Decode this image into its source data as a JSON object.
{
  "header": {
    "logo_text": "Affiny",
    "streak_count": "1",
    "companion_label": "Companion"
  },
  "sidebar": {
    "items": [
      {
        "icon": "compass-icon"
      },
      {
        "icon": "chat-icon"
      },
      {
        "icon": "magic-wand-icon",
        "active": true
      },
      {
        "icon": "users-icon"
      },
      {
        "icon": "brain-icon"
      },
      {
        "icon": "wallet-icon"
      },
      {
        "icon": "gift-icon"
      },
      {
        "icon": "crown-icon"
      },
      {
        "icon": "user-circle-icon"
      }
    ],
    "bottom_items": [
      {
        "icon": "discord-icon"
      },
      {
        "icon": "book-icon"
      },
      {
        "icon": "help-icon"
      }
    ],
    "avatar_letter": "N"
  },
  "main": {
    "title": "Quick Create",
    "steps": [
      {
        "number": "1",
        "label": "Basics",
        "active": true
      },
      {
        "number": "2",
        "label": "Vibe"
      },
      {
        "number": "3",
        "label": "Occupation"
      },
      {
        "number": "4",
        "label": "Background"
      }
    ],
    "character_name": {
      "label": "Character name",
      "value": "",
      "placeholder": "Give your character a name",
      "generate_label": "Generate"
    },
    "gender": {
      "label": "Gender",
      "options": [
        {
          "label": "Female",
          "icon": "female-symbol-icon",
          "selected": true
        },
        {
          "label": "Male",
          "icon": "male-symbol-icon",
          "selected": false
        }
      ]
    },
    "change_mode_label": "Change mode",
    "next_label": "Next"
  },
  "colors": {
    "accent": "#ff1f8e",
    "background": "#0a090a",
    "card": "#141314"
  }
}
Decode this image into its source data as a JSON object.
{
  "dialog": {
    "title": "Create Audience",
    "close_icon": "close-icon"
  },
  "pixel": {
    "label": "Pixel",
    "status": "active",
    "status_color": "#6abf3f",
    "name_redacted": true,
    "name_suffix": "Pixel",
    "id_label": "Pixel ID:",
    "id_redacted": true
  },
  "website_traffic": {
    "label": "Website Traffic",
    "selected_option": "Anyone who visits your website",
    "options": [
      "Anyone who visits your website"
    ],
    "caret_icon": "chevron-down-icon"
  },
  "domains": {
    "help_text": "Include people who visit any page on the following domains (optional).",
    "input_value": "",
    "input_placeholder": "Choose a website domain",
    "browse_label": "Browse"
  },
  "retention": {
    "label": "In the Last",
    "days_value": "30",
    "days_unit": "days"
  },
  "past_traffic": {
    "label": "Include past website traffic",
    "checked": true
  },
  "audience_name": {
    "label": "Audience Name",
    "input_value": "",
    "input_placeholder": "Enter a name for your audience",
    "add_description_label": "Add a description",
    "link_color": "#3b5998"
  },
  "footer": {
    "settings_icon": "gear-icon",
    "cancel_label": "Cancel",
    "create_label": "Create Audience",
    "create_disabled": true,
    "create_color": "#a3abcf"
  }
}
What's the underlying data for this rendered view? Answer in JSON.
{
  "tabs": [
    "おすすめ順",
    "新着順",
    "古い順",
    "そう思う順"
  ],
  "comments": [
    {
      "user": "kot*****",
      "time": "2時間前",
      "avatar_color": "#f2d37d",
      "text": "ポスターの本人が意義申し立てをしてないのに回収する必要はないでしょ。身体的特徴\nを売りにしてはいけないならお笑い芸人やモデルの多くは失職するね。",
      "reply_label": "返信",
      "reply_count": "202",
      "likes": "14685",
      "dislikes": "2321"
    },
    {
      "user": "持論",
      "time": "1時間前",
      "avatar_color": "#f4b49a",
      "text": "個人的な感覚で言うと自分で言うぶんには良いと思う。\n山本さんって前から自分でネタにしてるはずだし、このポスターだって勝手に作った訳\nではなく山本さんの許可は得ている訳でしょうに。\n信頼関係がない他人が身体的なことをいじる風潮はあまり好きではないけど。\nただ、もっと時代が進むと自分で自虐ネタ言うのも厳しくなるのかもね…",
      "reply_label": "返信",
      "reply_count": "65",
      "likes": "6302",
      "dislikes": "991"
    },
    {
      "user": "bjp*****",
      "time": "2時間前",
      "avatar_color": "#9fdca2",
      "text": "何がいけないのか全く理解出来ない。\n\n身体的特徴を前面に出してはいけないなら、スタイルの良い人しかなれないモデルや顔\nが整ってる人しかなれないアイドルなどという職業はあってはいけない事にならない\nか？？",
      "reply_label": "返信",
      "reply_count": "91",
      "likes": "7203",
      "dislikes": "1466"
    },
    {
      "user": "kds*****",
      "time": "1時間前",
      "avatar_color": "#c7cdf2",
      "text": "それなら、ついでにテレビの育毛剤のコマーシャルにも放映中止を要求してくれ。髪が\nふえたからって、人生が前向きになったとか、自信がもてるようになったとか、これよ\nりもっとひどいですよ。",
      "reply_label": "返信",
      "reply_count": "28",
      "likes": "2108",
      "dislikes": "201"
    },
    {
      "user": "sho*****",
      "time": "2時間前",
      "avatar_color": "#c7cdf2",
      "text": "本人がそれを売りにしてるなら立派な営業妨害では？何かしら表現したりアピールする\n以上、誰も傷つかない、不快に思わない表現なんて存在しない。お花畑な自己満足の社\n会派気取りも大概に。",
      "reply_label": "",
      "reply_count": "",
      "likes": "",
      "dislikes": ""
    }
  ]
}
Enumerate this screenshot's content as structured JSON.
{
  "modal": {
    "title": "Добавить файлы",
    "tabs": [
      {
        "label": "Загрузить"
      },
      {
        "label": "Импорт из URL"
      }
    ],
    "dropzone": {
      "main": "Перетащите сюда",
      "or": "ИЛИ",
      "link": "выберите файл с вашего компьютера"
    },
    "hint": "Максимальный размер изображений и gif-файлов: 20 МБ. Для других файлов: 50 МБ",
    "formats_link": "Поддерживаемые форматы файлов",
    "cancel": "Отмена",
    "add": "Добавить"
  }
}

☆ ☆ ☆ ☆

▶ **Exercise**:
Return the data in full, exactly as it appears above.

▶ **Your solution**:
Decode this image into its source data as a JSON object.
{
  "header": {
    "logo_text": "Affiny",
    "streak_count": "1",
    "companion_label": "Companion"
  },
  "sidebar": {
    "items": [
      {
        "icon": "compass-icon"
      },
      {
        "icon": "chat-icon"
      },
      {
        "icon": "magic-wand-icon",
        "active": true
      },
      {
        "icon": "users-icon"
      },
      {
        "icon": "brain-icon"
      },
      {
        "icon": "wallet-icon"
      },
      {
        "icon": "gift-icon"
      },
      {
        "icon": "crown-icon"
      },
      {
        "icon": "user-circle-icon"
      }
    ],
    "bottom_items": [
      {
        "icon": "discord-icon"
      },
      {
        "icon": "book-icon"
      },
      {
        "icon": "help-icon"
      }
    ],
    "avatar_letter": "N"
  },
  "main": {
    "title": "Quick Create",
    "steps": [
      {
        "number": "1",
        "label": "Basics",
        "active": true
      },
      {
        "number": "2",
        "label": "Vibe"
      },
      {
        "number": "3",
        "label": "Occupation"
      },
      {
        "number": "4",
        "label": "Background"
      }
    ],
    "character_name": {
      "label": "Character name",
      "value": "",
      "placeholder": "Give your character a name",
      "generate_label": "Generate"
    },
    "gender": {
      "label": "Gender",
      "options": [
        {
          "label": "Female",
          "icon": "female-symbol-icon",
          "selected": true
        },
        {
          "label": "Male",
          "icon": "male-symbol-icon",
          "selected": false
        }
      ]
    },
    "change_mode_label": "Change mode",
    "next_label": "Next"
  },
  "colors": {
    "accent": "#ff1f8e",
    "background": "#0a090a",
    "card": "#141314"
  }
}
Decode this image into its source data as a JSON object.
{
  "dialog": {
    "title": "Create Audience",
    "close_icon": "close-icon"
  },
  "pixel": {
    "label": "Pixel",
    "status": "active",
    "status_color": "#6abf3f",
    "name_redacted": true,
    "name_suffix": "Pixel",
    "id_label": "Pixel ID:",
    "id_redacted": true
  },
  "website_traffic": {
    "label": "Website Traffic",
    "selected_option": "Anyone who visits your website",
    "options": [
      "Anyone who visits your website"
    ],
    "caret_icon": "chevron-down-icon"
  },
  "domains": {
    "help_text": "Include people who visit any page on the following domains (optional).",
    "input_value": "",
    "input_placeholder": "Choose a website domain",
    "browse_label": "Browse"
  },
  "retention": {
    "label": "In the Last",
    "days_value": "30",
    "days_unit": "days"
  },
  "past_traffic": {
    "label": "Include past website traffic",
    "checked": true
  },
  "audience_name": {
    "label": "Audience Name",
    "input_value": "",
    "input_placeholder": "Enter a name for your audience",
    "add_description_label": "Add a description",
    "link_color": "#3b5998"
  },
  "footer": {
    "settings_icon": "gear-icon",
    "cancel_label": "Cancel",
    "create_label": "Create Audience",
    "create_disabled": true,
    "create_color": "#a3abcf"
  }
}
What's the underlying data for this rendered view? Answer in JSON.
{
  "tabs": [
    "おすすめ順",
    "新着順",
    "古い順",
    "そう思う順"
  ],
  "comments": [
    {
      "user": "kot*****",
      "time": "2時間前",
      "avatar_color": "#f2d37d",
      "text": "ポスターの本人が意義申し立てをしてないのに回収する必要はないでしょ。身体的特徴\nを売りにしてはいけないならお笑い芸人やモデルの多くは失職するね。",
      "reply_label": "返信",
      "reply_count": "202",
      "likes": "14685",
      "dislikes": "2321"
    },
    {
      "user": "持論",
      "time": "1時間前",
      "avatar_color": "#f4b49a",
      "text": "個人的な感覚で言うと自分で言うぶんには良いと思う。\n山本さんって前から自分でネタにしてるはずだし、このポスターだって勝手に作った訳\nではなく山本さんの許可は得ている訳でしょうに。\n信頼関係がない他人が身体的なことをいじる風潮はあまり好きではないけど。\nただ、もっと時代が進むと自分で自虐ネタ言うのも厳しくなるのかもね…",
      "reply_label": "返信",
      "reply_count": "65",
      "likes": "6302",
      "dislikes": "991"
    },
    {
      "user": "bjp*****",
      "time": "2時間前",
      "avatar_color": "#9fdca2",
      "text": "何がいけないのか全く理解出来ない。\n\n身体的特徴を前面に出してはいけないなら、スタイルの良い人しかなれないモデルや顔\nが整ってる人しかなれないアイドルなどという職業はあってはいけない事にならない\nか？？",
      "reply_label": "返信",
      "reply_count": "91",
      "likes": "7203",
      "dislikes": "1466"
    },
    {
      "user": "kds*****",
      "time": "1時間前",
      "avatar_color": "#c7cdf2",
      "text": "それなら、ついでにテレビの育毛剤のコマーシャルにも放映中止を要求してくれ。髪が\nふえたからって、人生が前向きになったとか、自信がもてるようになったとか、これよ\nりもっとひどいですよ。",
      "reply_label": "返信",
      "reply_count": "28",
      "likes": "2108",
      "dislikes": "201"
    },
    {
      "user": "sho*****",
      "time": "2時間前",
      "avatar_color": "#c7cdf2",
      "text": "本人がそれを売りにしてるなら立派な営業妨害では？何かしら表現したりアピールする\n以上、誰も傷つかない、不快に思わない表現なんて存在しない。お花畑な自己満足の社\n会派気取りも大概に。",
      "reply_label": "",
      "reply_count": "",
      "likes": "",
      "dislikes": ""
    }
  ]
}
Enumerate this screenshot's content as structured JSON.
{
  "modal": {
    "title": "Добавить файлы",
    "tabs": [
      {
        "label": "Загрузить"
      },
      {
        "label": "Импорт из URL"
      }
    ],
    "dropzone": {
      "main": "Перетащите сюда",
      "or": "ИЛИ",
      "link": "выберите файл с вашего компьютера"
    },
    "hint": "Максимальный размер изображений и gif-файлов: 20 МБ. Для других файлов: 50 МБ",
    "formats_link": "Поддерживаемые форматы файлов",
    "cancel": "Отмена",
    "add": "Добавить"
  }
}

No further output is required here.